MatMatMatPatMat Great Great Great Grandmother
MatMatMatMat Great Great Great Grandmother, Ann
My Paternal branch of Mothers
PatMat Grandmother, Edna
PatMatMat Great Grandmother, Clara
PatPatMat Great Grandmother, Daisy
PatPatPatMat Great Great Grandmother, Sarah
PatMatPatMat Great Great Grandmother, Harriet
Caroline Coe (formerly Howlett, née Clark) – my Great x3 Grandmother c.1911. Photo: Andrew Martin.
PatPatPatMatMat Great Great Great Grandmother, Elizabeth
PatPatPatPatMat Great Great Great Grandmother, Mary
PatPatPatMatMatMat Great Great Great Great Grandmother, Sarah
Surname Saturday – the Franks family from Cambridgeshire and Huntingdonshire.
The surname of Franks is part of my paternal family and my last direct ancestor to bear the name was Sarah Jane Franks, who was born in 1803.
Sarah Jane married my Great x 4 Grandfather Daniel Watson Giddings during 1825 at a church in March, Cambridgeshire. The couple settled down to produce eight children, which included a short-lived set of twins born in 1841.
Sarah’s sister, Mary Ann Franks (born in 1800) married Daniel’s brother James, but she died in 1824. James remarried, but then died in 1840.
A lost church

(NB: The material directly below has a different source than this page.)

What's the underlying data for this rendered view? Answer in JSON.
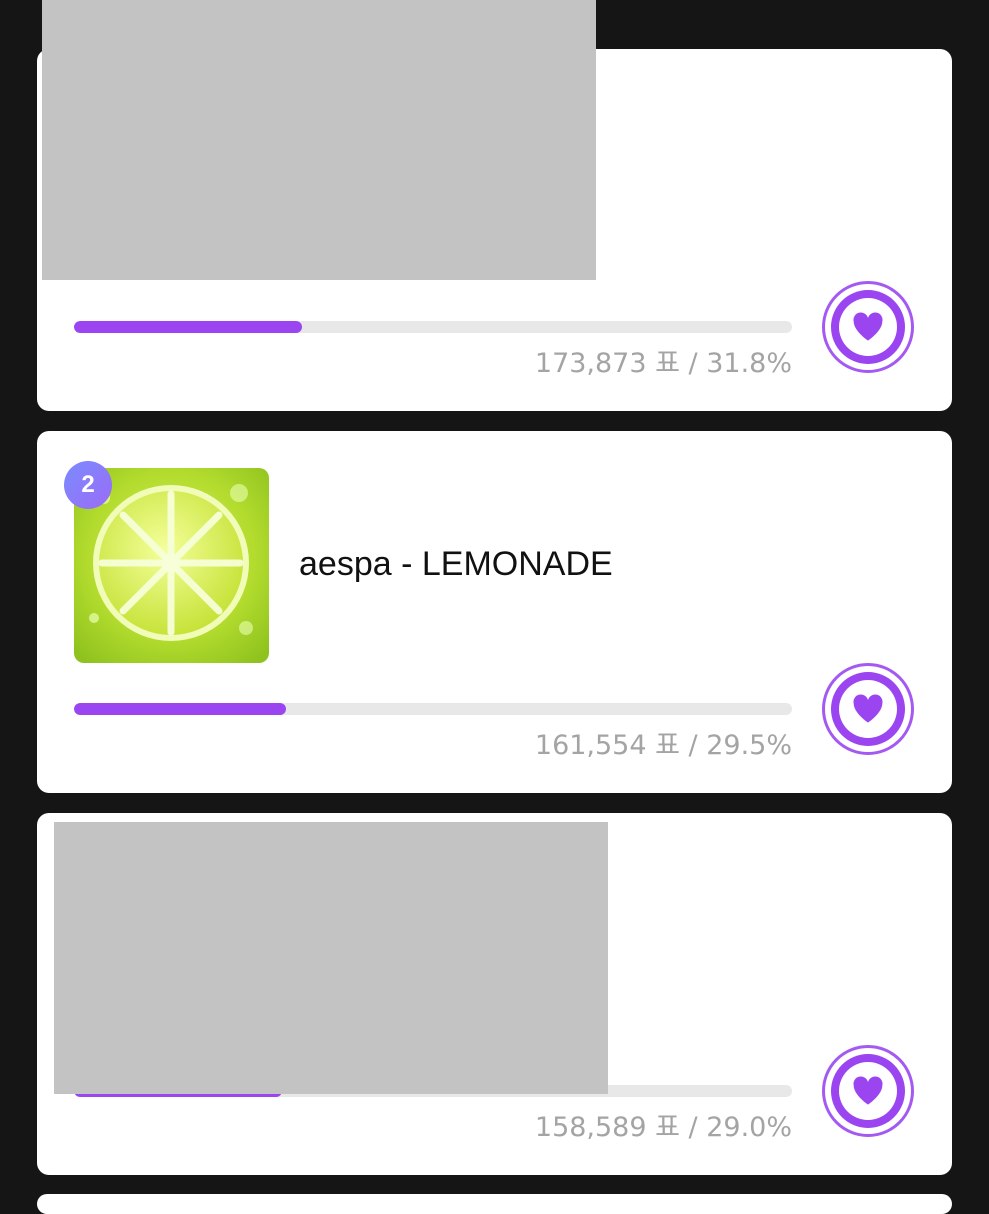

Sarah’s origins are a little ambiguous – looking back to the 1871 Census for March, Cambridgeshire, she states that she was born in that parish. However, go back 10 years to 1861, and Sarah states that she was born in “Coppenforth, Norfolk”, which does not appear to exist.
However, just a few miles from March is a parish called Coppingford – so this is likely to have been (or where she thought) her place of birth.
Coppingford’s parish church was destroyed prior to 1707, after which the villagers used the nearby church at Upton. It is likely that church records from Coppingford prior to this date were also destroyed.
By the time of Sarah’s birth, the population of Coppingford was just 53 persons. By 1931, this had dwindled to 29 persons.
Without church records or gravestone clues, the real identity of the origins of this surname are clouded, unless records for Upton can open a window on Sarah’s family.